We’re afraid — and that’s only half the battle. If a women is able to conquer fear and move up in her career, she is typically disliked by the majority of her female peers.

This has to stop.

As females we have to band together and support each other rather than fighting each other to the top. It doesn’t have to be one or the other.

This idea in particular is why I think this book is so important for my generation to take in. As millennials enter the workforce and are beginning our careers, being aware of these discrepancies is the first step to fighting back.

I am very aware of the fear that holds me back each and every day.  As someone just starting her career, there is A LOT to be afraid of. But the one fear that I battle most often is the fear of being judged or not liked by my peers and my superiors.

Sandberg, too, has struggled with this, until she received an excellent piece of advice from Arianna Huffington. She said, it isn’t realistic to tell women not to care what others think or say about us — we just can’t let it consume us.

Her advice is that we should let ourselves react emotionally and feel whatever anger or sadness being criticized evokes for us. And then we should quickly move on. 

I like this tactic much better than “In one ear and out the other.”

I can’t ignore what others think about me, but I can learn to let it go. And other women starting their careers should learn to do the same.

If you want to change things you can’t please everyone. And if you do please everyone, you aren’t making enough progress.

It is common knowledge that women make less money than men. In 2010, women made 77 cents for every dollar made by a man.

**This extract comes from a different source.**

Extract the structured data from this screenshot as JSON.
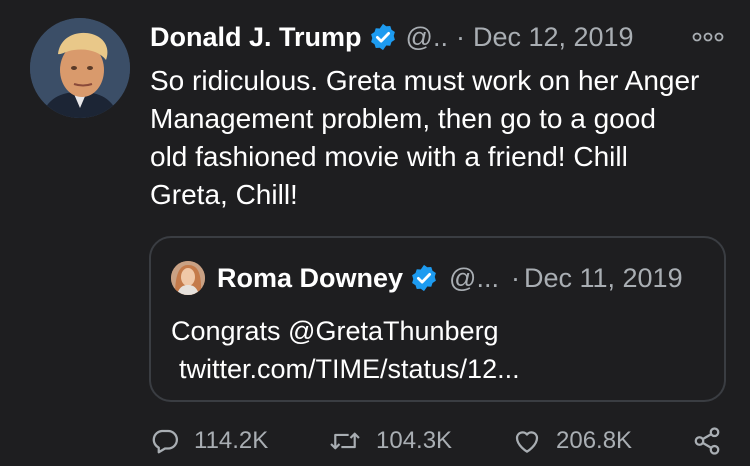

But in addition to the fear that holds women back, a lack of confidence can also be a major factor. Sandberg’s research shows that women, even experts in their field, do not feel confident in their abilities.

Women don’t give themselves the credit they deserve in the workplace and are less likely to take credit for a success than a male counterpart. Females typically attribute their success to luck, the help of others and hard work — while males cite innate qualities and skills for their achievements.

Do you know a girl who always seems to have it all — the guy? the job? perfect hair?

Her secret is simple…

Confidence.

Confidence breeds success and it helps us get what we want. Even in the dating scene an average-looking girl with the confidence of a 10 gets hit on more than a 10, who feels like a 5.

The way you carry yourself is important.

Sandberg says, when you don’t feel confident, fake it. We’ve all heard the saying “fake it til you make it” — but research actually backs it up. By acting like you have it all together, you will actually become more efficient.

“Lean In” is a call to action — and Millenials are a very important part of the change that needs to happen for women in the workplace.

We must begin our careers without fear, exude confidence in everything we do and take the credit we deserve.

But most of all, we have to come together as women. We have to hold the ladder for other women on their way to the top, in the hopes that someone will be there to hold it for us in the future.

I hope that you  — yes, you — have the ambition to lean in to your career and run the world. Because the world needs you to change it. Women all around the world are counting on you.

So ask yourself what would I do if I weren’t afraid?

And then go do it.